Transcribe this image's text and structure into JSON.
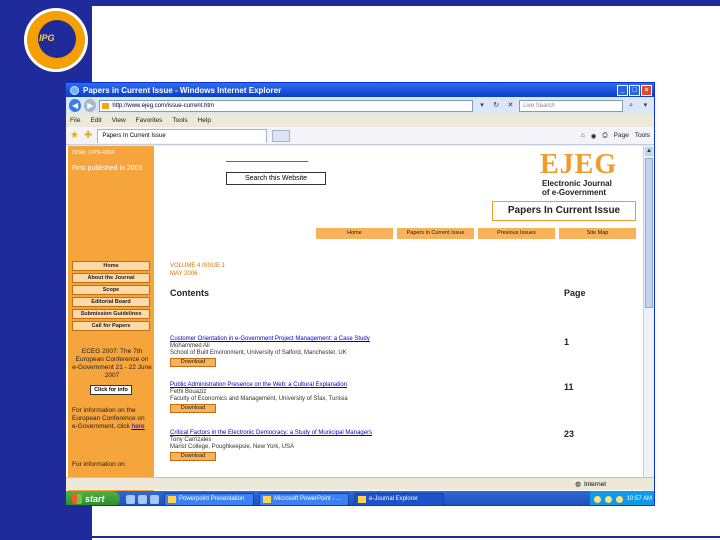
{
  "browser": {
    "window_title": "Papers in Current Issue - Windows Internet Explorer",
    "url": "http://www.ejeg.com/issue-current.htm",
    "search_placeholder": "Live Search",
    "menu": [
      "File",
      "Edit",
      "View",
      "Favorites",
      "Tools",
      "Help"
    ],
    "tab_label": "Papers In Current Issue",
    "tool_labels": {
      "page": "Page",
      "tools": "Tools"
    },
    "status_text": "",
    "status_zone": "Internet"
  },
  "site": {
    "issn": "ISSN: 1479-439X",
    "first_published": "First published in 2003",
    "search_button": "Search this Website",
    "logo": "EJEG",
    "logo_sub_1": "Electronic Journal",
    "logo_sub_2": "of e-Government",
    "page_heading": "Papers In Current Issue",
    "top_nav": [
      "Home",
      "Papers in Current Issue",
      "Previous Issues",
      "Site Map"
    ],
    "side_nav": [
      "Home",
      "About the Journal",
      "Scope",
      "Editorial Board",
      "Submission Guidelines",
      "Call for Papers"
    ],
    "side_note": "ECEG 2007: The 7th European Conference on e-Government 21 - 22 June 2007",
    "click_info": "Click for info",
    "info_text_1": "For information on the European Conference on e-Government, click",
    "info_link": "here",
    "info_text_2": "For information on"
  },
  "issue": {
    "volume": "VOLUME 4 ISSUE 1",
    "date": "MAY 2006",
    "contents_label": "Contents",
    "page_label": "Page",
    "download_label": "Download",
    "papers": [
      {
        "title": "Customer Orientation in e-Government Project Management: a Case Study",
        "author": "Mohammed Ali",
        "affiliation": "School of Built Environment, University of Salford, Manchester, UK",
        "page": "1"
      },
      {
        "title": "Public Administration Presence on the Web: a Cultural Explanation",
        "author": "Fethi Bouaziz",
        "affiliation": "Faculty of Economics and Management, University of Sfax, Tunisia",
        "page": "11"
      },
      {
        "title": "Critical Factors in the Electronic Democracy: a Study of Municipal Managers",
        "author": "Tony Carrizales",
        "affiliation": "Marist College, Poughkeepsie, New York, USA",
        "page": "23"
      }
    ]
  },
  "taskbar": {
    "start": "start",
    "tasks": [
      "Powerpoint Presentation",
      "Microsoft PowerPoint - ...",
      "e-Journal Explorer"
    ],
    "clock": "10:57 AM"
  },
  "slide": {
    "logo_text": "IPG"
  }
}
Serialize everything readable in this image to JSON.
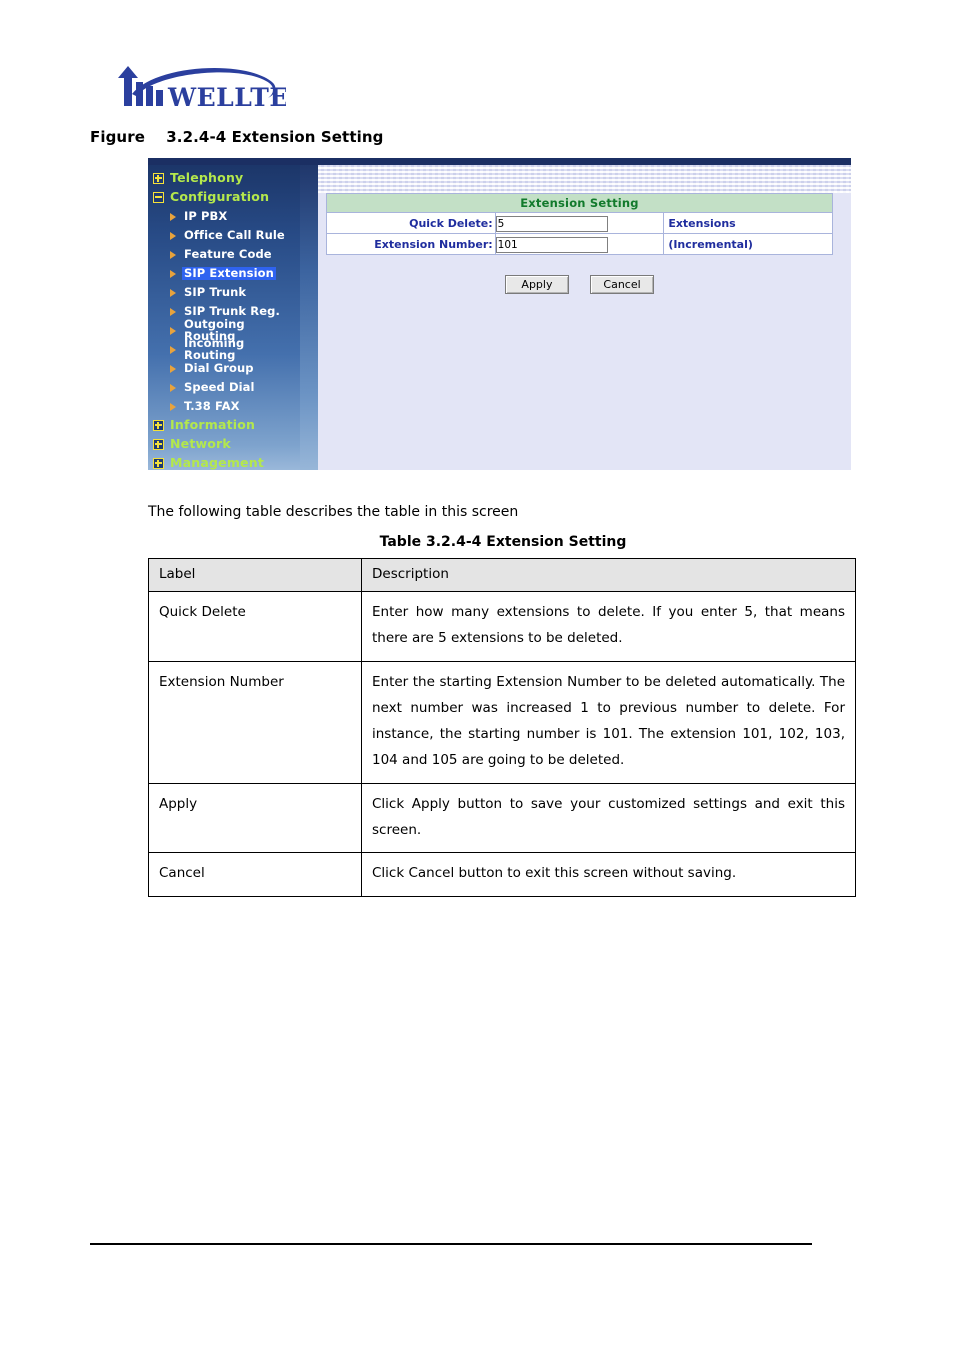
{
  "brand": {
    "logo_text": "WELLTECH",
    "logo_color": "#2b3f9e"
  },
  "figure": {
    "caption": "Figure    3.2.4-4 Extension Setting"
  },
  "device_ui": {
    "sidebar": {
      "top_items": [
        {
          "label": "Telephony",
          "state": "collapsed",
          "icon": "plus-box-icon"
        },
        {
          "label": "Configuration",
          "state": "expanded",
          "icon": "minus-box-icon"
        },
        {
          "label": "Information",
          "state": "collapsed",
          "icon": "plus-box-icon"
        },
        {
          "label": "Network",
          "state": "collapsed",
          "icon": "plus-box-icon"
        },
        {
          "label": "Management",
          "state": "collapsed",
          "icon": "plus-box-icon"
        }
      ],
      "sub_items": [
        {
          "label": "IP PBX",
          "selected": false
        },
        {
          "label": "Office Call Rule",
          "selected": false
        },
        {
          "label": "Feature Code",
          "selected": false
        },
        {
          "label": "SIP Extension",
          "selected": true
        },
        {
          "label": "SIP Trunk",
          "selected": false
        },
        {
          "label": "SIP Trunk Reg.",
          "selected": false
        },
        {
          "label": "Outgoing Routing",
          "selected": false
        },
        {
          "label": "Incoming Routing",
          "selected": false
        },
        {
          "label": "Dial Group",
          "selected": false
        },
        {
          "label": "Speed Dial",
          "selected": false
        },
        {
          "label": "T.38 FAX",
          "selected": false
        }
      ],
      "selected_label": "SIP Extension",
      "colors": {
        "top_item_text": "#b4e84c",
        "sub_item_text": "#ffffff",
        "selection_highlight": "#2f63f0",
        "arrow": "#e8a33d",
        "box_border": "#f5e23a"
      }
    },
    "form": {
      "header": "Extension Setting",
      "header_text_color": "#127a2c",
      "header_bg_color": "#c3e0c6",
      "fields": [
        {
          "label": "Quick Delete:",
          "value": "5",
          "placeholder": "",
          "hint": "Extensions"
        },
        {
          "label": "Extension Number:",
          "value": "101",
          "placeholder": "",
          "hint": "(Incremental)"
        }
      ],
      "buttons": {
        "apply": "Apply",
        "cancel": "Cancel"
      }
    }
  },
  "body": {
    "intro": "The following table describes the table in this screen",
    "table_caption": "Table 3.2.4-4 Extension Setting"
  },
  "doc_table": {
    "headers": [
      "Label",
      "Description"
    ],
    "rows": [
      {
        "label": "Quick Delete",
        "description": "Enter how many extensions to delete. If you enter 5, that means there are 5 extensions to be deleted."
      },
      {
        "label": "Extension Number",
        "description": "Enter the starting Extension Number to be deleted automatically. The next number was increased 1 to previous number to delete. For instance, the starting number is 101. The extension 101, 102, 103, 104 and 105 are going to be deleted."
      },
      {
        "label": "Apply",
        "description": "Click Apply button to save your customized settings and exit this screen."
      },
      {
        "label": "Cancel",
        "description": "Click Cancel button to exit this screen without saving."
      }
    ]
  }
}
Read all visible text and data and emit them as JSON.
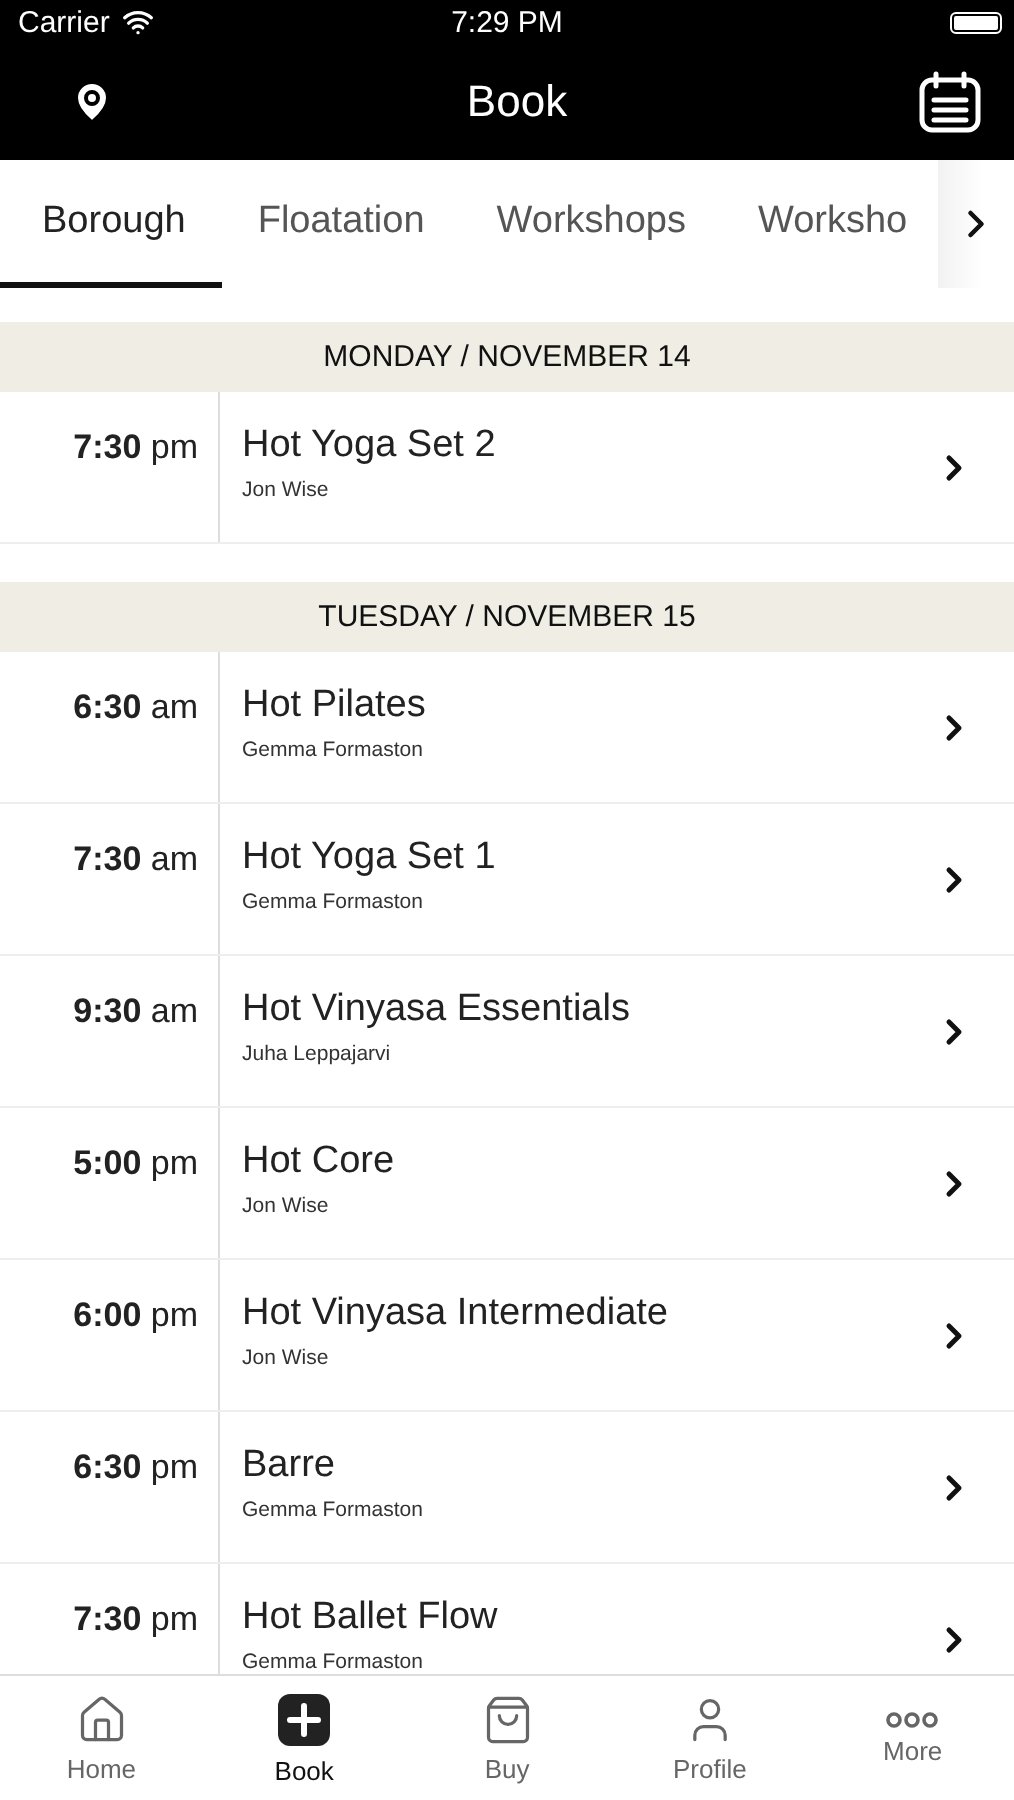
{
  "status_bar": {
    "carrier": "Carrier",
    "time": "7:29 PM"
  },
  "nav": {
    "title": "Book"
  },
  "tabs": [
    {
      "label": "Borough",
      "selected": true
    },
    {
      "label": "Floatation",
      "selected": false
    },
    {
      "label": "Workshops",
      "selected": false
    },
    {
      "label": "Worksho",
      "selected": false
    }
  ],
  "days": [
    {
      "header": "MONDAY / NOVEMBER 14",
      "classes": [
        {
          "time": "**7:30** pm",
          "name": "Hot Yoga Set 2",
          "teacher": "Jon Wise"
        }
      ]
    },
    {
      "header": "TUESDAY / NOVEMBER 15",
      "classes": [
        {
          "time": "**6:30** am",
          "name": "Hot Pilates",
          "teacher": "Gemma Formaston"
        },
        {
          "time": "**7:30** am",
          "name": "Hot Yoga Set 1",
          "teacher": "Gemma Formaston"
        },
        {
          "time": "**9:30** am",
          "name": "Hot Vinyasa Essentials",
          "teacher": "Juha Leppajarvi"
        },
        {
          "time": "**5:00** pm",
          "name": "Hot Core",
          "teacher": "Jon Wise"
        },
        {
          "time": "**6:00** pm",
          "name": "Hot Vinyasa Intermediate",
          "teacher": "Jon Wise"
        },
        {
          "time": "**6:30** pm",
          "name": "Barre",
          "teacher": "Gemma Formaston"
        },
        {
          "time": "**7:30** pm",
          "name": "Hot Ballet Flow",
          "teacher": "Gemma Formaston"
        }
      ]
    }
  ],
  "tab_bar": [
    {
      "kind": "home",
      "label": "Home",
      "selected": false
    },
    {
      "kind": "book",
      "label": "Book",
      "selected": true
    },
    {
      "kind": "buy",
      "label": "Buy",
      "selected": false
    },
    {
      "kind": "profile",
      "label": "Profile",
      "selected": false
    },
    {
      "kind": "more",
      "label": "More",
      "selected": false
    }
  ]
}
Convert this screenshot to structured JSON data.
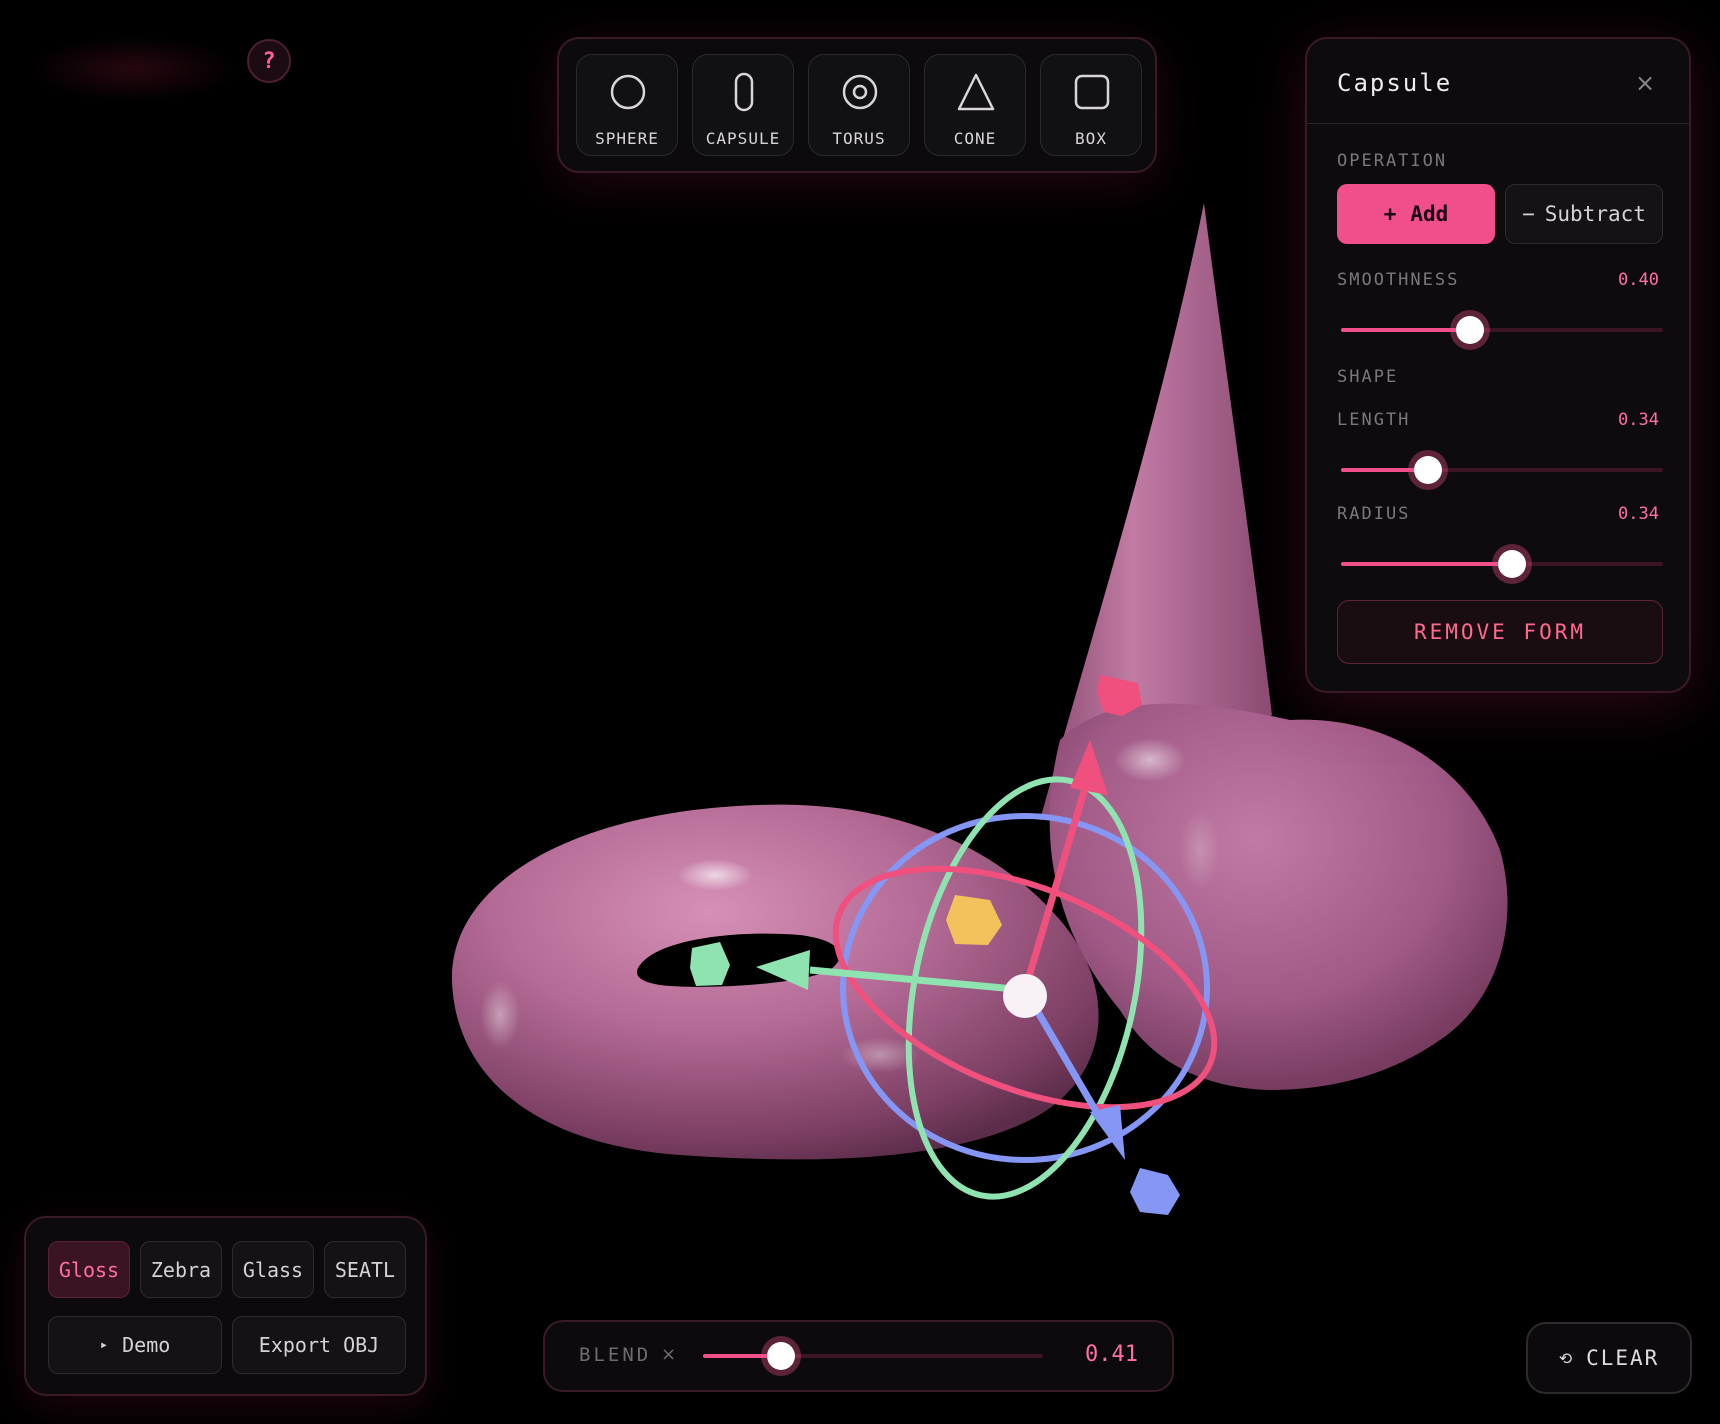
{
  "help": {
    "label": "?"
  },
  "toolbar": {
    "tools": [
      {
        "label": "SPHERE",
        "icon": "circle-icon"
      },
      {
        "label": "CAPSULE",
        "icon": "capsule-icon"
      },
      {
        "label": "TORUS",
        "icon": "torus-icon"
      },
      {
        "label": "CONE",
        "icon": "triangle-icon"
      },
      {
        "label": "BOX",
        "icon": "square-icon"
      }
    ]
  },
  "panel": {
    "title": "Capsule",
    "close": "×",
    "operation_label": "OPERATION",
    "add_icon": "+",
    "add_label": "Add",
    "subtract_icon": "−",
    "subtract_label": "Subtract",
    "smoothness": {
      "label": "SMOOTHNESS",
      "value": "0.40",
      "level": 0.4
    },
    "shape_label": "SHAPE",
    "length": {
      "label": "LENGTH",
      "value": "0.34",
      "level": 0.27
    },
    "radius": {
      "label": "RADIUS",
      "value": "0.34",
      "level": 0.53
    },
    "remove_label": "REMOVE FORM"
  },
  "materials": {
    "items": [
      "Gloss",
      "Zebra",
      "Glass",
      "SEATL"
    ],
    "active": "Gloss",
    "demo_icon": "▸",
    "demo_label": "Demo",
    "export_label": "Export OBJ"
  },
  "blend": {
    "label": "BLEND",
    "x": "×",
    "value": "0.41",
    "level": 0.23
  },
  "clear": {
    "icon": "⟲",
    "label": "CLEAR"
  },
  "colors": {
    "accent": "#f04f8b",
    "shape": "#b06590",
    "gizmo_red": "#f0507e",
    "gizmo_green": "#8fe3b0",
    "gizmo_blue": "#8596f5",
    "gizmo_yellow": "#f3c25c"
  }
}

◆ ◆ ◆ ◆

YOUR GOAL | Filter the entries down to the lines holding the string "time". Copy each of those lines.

RESPONSE TO THIS EXERCISE |
    "time": "7:29 PM"
          "time": "**7:30** pm",
          "time": "**6:30** am",
          "time": "**7:30** am",
          "time": "**9:30** am",
          "time": "**5:00** pm",
          "time": "**6:00** pm",
          "time": "**6:30** pm",
          "time": "**7:30** pm",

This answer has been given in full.